+++ Provided information

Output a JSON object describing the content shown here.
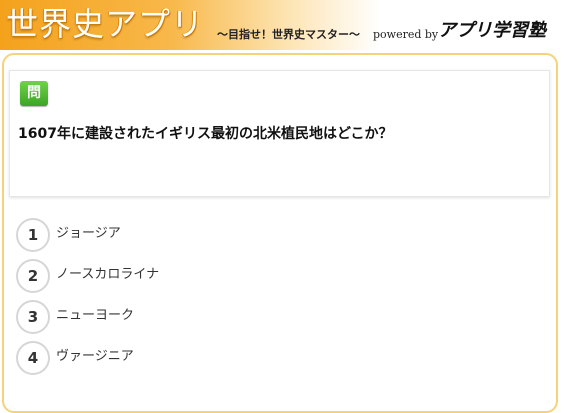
{
  "header": {
    "app_title": "世界史アプリ",
    "tagline": "～目指せ！世界史マスター～",
    "powered_by": "powered by",
    "brand": "アプリ学習塾",
    "accent_color": "#f4a21c"
  },
  "question": {
    "badge": "問",
    "badge_color": "#4cb82f",
    "text": "1607年に建設されたイギリス最初の北米植民地はどこか？"
  },
  "choices": [
    {
      "number": "1",
      "label": "ジョージア"
    },
    {
      "number": "2",
      "label": "ノースカロライナ"
    },
    {
      "number": "3",
      "label": "ニューヨーク"
    },
    {
      "number": "4",
      "label": "ヴァージニア"
    }
  ]
}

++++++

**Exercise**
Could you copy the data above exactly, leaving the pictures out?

**Your response**
Output a JSON object describing the content shown here.
{
  "header": {
    "app_title": "世界史アプリ",
    "tagline": "～目指せ！世界史マスター～",
    "powered_by": "powered by",
    "brand": "アプリ学習塾",
    "accent_color": "#f4a21c"
  },
  "question": {
    "badge": "問",
    "badge_color": "#4cb82f",
    "text": "1607年に建設されたイギリス最初の北米植民地はどこか？"
  },
  "choices": [
    {
      "number": "1",
      "label": "ジョージア"
    },
    {
      "number": "2",
      "label": "ノースカロライナ"
    },
    {
      "number": "3",
      "label": "ニューヨーク"
    },
    {
      "number": "4",
      "label": "ヴァージニア"
    }
  ]
}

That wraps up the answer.